| Work to complete |
If a line appears in the data below, it must appear in your answer exactly as given.

| Given data |
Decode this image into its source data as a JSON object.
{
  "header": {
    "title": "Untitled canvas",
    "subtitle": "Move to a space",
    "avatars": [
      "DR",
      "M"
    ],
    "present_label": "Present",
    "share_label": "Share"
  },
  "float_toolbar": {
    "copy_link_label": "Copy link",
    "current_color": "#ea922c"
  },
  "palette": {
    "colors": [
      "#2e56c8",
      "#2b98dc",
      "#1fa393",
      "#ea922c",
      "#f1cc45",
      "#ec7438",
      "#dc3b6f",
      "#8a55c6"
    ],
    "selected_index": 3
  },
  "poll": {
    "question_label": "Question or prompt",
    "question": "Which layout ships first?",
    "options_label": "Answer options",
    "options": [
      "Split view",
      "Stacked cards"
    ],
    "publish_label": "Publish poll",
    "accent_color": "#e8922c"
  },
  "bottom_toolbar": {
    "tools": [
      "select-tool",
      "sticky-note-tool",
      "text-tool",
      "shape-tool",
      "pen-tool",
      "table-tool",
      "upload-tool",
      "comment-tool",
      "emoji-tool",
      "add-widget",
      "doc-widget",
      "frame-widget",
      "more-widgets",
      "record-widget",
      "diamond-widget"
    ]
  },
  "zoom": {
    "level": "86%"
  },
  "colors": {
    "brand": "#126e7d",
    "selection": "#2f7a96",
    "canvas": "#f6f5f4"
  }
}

| The completed task |
Decode this image into its source data as a JSON object.
{
  "header": {
    "title": "Untitled canvas",
    "subtitle": "Move to a space",
    "avatars": [
      "DR",
      "M"
    ],
    "present_label": "Present",
    "share_label": "Share"
  },
  "float_toolbar": {
    "copy_link_label": "Copy link",
    "current_color": "#ea922c"
  },
  "palette": {
    "colors": [
      "#2e56c8",
      "#2b98dc",
      "#1fa393",
      "#ea922c",
      "#f1cc45",
      "#ec7438",
      "#dc3b6f",
      "#8a55c6"
    ],
    "selected_index": 3
  },
  "poll": {
    "question_label": "Question or prompt",
    "question": "Which layout ships first?",
    "options_label": "Answer options",
    "options": [
      "Split view",
      "Stacked cards"
    ],
    "publish_label": "Publish poll",
    "accent_color": "#e8922c"
  },
  "bottom_toolbar": {
    "tools": [
      "select-tool",
      "sticky-note-tool",
      "text-tool",
      "shape-tool",
      "pen-tool",
      "table-tool",
      "upload-tool",
      "comment-tool",
      "emoji-tool",
      "add-widget",
      "doc-widget",
      "frame-widget",
      "more-widgets",
      "record-widget",
      "diamond-widget"
    ]
  },
  "zoom": {
    "level": "86%"
  },
  "colors": {
    "brand": "#126e7d",
    "selection": "#2f7a96",
    "canvas": "#f6f5f4"
  }
}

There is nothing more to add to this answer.